## Task brief
Look through the material below and show every line with the word "UsernamePasswordAuthenticationToken".

## Records for processing
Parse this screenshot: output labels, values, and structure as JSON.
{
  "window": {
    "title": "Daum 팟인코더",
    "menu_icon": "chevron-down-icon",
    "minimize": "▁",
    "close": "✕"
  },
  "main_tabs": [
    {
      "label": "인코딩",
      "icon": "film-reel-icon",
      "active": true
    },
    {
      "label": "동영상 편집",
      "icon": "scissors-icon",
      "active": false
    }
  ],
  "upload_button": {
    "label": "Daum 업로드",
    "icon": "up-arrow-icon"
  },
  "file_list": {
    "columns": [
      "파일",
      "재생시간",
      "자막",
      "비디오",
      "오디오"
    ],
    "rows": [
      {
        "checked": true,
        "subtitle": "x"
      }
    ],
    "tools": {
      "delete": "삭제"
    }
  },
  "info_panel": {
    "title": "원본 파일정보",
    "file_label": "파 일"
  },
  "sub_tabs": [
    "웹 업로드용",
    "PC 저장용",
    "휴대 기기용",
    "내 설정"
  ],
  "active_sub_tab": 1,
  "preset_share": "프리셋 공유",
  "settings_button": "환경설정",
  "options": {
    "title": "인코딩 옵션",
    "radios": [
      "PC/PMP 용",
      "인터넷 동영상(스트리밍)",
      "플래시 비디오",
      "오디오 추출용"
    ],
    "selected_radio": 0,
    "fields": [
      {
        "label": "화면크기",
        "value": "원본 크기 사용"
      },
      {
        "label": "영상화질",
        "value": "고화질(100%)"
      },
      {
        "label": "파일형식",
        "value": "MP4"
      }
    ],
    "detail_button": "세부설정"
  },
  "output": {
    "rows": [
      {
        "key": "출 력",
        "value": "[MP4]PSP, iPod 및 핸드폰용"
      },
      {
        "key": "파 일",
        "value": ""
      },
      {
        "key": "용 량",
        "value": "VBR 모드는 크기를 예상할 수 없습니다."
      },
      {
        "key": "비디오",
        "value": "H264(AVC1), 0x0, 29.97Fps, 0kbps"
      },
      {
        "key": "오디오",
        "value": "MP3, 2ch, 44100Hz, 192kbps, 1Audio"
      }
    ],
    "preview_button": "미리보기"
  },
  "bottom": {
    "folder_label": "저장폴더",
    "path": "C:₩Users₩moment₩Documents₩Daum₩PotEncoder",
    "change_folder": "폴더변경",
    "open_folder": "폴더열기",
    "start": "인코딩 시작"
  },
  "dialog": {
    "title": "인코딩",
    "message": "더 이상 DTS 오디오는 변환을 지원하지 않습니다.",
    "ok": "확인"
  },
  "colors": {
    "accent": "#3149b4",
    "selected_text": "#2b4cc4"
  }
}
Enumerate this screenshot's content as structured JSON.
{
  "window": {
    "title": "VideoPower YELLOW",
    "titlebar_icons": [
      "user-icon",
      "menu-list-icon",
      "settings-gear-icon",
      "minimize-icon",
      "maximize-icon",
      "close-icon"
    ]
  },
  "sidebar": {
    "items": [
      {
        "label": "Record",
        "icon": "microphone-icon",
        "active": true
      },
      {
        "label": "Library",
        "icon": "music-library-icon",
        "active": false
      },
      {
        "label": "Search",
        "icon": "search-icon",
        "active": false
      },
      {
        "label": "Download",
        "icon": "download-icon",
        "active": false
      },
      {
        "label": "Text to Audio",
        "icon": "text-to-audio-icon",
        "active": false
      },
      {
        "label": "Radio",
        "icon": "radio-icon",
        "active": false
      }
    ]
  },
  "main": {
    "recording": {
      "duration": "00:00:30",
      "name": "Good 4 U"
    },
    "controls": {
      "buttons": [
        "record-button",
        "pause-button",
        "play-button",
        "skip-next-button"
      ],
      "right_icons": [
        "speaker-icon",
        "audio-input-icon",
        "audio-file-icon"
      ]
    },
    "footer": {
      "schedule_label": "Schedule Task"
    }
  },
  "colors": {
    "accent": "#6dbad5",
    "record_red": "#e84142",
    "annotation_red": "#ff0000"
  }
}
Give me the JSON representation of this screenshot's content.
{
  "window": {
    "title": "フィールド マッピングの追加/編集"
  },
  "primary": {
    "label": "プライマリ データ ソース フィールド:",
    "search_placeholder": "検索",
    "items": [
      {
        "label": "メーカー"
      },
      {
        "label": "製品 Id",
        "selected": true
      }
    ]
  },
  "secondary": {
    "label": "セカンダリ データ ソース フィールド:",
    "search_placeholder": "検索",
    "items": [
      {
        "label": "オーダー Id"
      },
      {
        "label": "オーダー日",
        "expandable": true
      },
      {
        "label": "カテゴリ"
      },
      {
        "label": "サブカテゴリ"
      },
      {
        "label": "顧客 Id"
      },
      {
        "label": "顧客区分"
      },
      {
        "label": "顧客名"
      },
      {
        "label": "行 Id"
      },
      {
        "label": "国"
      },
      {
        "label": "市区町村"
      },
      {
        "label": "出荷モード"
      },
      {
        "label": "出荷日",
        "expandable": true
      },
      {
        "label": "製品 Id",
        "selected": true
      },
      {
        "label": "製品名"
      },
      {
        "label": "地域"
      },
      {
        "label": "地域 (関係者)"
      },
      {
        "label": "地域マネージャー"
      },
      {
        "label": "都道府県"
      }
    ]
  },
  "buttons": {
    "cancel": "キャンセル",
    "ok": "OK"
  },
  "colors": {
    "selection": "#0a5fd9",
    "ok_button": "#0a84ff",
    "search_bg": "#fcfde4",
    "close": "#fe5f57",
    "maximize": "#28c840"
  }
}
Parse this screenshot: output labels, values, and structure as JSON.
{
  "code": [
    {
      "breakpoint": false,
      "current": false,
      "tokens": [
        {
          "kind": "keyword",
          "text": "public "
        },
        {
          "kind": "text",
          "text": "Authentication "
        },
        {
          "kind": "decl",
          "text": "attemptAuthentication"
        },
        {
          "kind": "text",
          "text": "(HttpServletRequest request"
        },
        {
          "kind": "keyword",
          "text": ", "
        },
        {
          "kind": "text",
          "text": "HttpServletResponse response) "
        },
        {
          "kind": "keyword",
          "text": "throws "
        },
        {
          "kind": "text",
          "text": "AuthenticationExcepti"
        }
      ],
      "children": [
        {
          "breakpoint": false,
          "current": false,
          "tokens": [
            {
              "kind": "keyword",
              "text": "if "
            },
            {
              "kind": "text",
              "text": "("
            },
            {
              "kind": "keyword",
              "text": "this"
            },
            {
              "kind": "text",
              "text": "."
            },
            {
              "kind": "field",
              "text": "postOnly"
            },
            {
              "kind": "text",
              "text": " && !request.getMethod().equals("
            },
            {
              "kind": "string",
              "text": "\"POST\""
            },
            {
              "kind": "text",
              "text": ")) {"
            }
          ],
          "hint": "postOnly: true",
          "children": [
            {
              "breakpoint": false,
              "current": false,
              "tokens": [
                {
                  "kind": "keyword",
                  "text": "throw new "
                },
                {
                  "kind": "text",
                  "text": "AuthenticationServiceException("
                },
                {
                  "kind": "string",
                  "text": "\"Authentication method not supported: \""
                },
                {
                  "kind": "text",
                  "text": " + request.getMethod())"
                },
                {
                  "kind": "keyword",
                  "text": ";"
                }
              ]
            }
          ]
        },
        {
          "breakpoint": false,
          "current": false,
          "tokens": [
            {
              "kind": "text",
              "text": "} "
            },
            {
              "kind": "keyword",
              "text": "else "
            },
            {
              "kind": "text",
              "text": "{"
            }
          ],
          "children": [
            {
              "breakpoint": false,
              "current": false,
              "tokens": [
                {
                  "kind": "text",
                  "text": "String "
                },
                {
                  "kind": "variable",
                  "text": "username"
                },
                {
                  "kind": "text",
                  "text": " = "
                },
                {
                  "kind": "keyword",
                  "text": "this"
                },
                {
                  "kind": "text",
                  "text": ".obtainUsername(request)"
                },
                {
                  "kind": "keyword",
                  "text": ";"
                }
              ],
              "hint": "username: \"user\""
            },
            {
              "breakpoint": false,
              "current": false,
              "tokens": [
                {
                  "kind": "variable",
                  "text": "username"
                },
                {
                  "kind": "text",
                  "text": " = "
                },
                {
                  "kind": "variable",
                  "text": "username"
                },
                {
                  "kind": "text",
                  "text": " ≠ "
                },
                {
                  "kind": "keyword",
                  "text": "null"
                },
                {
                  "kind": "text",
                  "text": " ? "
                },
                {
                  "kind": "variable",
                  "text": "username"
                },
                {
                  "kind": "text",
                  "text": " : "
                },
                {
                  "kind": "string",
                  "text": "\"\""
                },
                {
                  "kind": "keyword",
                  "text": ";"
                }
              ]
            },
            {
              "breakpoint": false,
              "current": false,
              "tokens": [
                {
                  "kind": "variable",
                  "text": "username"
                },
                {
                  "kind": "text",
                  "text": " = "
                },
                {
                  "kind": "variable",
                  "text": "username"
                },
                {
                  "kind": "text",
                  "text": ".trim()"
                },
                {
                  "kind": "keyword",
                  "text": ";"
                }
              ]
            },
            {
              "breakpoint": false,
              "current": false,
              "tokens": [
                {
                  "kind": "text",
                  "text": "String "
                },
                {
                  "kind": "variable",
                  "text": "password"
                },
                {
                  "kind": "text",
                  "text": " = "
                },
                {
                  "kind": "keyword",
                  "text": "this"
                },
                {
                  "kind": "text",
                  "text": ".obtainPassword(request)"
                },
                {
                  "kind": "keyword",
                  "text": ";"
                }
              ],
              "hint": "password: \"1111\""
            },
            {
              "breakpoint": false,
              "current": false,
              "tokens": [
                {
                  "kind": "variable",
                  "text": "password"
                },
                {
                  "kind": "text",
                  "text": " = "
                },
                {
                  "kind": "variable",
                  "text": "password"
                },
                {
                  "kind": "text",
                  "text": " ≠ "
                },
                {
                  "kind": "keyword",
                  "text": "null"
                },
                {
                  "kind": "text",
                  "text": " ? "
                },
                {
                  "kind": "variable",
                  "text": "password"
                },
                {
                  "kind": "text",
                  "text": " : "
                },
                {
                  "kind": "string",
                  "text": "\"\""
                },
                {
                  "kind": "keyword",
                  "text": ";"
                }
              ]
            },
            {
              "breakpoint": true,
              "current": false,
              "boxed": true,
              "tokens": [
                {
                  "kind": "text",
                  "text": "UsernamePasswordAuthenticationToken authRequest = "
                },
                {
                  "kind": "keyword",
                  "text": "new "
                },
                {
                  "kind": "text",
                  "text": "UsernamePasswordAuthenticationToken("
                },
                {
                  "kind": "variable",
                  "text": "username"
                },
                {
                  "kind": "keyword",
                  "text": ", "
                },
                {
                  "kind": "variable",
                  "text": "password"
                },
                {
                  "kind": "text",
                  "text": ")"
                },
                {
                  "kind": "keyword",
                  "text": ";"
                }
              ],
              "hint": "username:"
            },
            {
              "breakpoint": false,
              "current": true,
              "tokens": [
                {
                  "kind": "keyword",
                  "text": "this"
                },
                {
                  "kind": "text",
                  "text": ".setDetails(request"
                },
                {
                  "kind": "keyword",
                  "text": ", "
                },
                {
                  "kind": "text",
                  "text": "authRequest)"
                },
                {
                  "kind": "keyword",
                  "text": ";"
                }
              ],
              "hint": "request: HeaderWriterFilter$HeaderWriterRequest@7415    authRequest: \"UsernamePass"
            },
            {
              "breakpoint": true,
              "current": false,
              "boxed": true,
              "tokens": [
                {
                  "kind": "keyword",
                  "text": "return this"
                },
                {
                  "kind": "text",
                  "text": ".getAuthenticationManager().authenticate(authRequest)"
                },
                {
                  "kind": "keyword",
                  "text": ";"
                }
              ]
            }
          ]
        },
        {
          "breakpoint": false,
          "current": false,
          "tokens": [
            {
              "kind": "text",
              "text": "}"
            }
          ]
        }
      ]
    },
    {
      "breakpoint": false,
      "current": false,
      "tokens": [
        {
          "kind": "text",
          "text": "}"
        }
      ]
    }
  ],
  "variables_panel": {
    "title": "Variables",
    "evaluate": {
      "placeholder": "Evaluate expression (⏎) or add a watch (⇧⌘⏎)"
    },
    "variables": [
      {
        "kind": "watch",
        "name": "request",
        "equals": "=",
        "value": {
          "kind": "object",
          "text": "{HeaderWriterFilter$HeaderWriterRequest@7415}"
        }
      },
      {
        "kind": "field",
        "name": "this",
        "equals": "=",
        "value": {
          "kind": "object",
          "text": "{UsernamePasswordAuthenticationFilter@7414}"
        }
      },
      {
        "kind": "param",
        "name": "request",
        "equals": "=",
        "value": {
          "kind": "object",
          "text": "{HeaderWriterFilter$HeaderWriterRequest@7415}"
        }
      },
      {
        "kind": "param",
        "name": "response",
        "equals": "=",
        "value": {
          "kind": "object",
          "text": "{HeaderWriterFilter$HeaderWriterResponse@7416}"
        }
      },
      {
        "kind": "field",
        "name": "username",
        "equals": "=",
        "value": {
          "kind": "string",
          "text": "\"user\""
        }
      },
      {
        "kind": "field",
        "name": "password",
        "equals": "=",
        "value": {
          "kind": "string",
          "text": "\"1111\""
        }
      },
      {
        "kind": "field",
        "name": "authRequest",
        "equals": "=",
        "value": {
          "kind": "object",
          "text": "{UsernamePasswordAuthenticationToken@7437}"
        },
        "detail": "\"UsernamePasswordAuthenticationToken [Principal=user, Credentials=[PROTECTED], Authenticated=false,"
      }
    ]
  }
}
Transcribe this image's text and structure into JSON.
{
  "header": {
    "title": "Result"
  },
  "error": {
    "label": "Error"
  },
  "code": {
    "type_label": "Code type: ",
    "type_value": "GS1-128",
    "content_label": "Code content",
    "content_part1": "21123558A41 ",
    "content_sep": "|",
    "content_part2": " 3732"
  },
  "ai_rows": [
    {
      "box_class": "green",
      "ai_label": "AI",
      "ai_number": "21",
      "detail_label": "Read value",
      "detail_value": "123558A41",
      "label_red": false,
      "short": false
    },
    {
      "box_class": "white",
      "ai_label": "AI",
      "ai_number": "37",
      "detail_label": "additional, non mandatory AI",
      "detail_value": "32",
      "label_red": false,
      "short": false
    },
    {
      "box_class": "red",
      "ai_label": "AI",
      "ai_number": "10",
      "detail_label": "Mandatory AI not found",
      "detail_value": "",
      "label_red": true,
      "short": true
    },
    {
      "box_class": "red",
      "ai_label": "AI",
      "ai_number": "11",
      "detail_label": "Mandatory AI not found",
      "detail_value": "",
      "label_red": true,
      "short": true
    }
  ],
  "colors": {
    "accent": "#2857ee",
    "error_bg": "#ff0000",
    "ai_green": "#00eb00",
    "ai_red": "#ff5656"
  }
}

## Answer to the problem
                  "text": "UsernamePasswordAuthenticationToken authRequest = "
                  "text": "UsernamePasswordAuthenticationToken("
          "text": "{UsernamePasswordAuthenticationToken@7437}"
        "detail": "\"UsernamePasswordAuthenticationToken [Principal=user, Credentials=[PROTECTED], Authenticated=false,"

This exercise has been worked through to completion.